**Instructions to follow**
Could you tally the lines in the listing below that include the word "title"? Respond with the total alone.

**Data records**
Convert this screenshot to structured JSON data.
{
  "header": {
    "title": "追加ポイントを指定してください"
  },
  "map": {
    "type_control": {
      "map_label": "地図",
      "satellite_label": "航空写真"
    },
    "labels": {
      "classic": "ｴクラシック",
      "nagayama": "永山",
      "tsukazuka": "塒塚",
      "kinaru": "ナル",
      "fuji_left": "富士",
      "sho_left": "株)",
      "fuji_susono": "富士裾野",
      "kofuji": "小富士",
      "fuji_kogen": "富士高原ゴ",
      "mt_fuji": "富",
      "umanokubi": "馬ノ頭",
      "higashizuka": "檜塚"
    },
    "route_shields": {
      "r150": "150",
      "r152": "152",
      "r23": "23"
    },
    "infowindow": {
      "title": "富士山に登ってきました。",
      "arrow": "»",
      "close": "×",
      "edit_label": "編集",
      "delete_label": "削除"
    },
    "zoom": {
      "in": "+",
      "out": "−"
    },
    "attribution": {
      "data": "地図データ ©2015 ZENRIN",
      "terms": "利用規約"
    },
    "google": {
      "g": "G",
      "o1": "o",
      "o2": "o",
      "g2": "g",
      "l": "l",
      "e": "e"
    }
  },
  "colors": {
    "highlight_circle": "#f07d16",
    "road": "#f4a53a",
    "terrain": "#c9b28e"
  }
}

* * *

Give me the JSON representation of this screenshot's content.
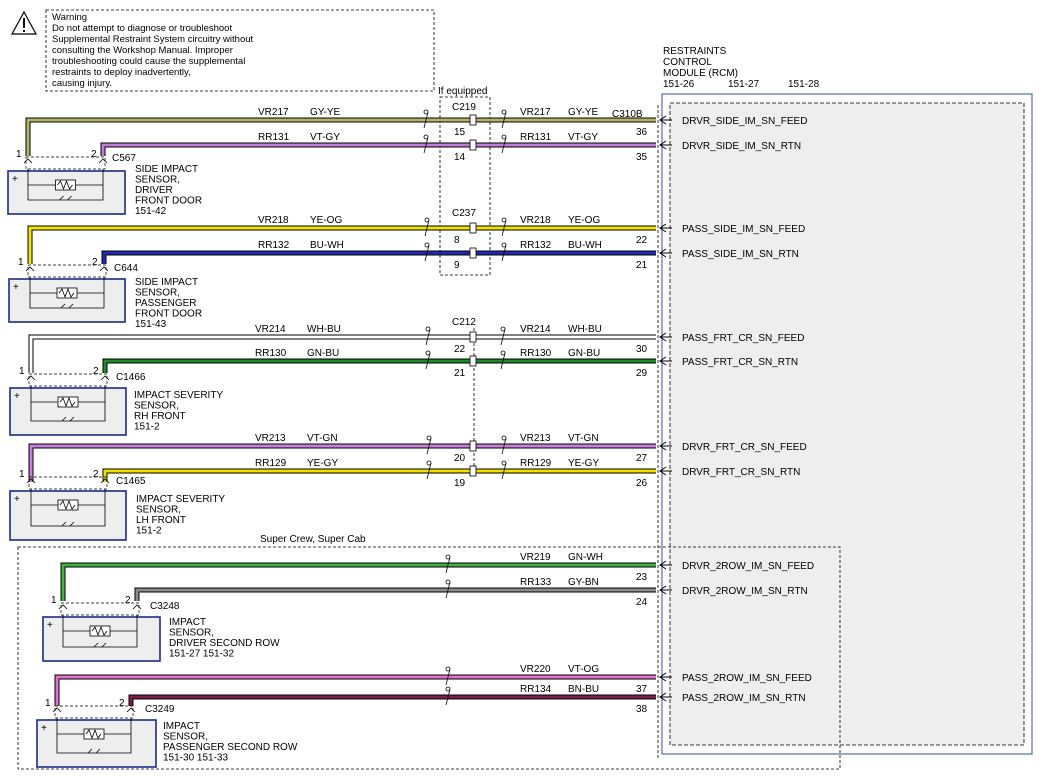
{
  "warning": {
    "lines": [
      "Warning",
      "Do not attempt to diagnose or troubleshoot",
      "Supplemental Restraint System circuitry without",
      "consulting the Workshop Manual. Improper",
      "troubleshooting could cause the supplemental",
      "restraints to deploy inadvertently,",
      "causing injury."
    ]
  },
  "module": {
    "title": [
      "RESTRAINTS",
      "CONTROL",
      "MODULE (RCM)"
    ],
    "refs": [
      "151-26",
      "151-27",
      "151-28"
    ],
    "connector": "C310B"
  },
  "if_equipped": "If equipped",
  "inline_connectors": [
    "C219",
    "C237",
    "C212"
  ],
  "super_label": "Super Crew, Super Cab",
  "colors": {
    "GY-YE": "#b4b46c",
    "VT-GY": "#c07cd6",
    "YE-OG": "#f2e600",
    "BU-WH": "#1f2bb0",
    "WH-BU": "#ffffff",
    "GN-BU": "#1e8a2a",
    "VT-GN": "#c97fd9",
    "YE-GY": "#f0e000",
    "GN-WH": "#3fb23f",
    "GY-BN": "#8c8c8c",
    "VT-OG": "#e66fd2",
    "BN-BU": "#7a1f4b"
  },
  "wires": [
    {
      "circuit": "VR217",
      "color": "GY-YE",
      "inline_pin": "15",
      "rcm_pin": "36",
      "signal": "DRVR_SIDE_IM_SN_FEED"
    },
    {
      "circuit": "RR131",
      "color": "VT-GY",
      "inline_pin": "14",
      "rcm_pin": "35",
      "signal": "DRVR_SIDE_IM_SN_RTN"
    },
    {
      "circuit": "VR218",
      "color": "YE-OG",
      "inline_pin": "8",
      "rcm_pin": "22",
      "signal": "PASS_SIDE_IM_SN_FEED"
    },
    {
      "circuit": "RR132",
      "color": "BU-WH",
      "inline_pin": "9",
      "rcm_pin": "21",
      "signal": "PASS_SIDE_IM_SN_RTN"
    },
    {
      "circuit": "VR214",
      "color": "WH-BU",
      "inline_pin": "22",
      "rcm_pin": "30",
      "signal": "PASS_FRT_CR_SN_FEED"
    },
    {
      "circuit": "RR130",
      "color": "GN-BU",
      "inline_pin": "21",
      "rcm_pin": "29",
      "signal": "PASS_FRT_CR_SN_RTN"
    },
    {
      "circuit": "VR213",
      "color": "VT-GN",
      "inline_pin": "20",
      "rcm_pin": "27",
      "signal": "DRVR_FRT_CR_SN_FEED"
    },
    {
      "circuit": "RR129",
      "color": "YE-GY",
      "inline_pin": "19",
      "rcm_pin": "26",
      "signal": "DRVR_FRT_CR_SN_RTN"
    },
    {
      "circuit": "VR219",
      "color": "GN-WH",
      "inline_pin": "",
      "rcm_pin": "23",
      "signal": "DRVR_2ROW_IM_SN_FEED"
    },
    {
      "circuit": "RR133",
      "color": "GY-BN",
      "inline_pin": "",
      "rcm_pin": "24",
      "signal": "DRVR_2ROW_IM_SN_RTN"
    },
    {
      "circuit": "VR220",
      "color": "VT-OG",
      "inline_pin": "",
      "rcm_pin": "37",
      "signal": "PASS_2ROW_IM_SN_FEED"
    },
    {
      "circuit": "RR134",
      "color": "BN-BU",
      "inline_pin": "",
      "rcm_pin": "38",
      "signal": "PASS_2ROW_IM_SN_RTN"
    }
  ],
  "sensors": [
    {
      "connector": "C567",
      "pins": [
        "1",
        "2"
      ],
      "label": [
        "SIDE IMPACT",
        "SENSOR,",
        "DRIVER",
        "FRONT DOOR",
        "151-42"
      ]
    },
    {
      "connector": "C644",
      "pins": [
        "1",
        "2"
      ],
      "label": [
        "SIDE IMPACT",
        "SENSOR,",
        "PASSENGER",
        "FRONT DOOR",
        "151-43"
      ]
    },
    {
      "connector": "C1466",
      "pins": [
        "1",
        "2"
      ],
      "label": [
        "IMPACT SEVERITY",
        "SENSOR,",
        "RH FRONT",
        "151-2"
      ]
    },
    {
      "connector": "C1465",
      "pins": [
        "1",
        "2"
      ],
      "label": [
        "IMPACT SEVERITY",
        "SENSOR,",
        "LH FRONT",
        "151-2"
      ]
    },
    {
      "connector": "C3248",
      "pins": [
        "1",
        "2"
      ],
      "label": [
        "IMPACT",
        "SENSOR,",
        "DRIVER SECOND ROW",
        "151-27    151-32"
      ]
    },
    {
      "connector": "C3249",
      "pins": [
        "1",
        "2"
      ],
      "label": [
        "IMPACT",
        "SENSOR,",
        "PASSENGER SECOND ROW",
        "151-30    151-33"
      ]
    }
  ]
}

**Response to this task**
3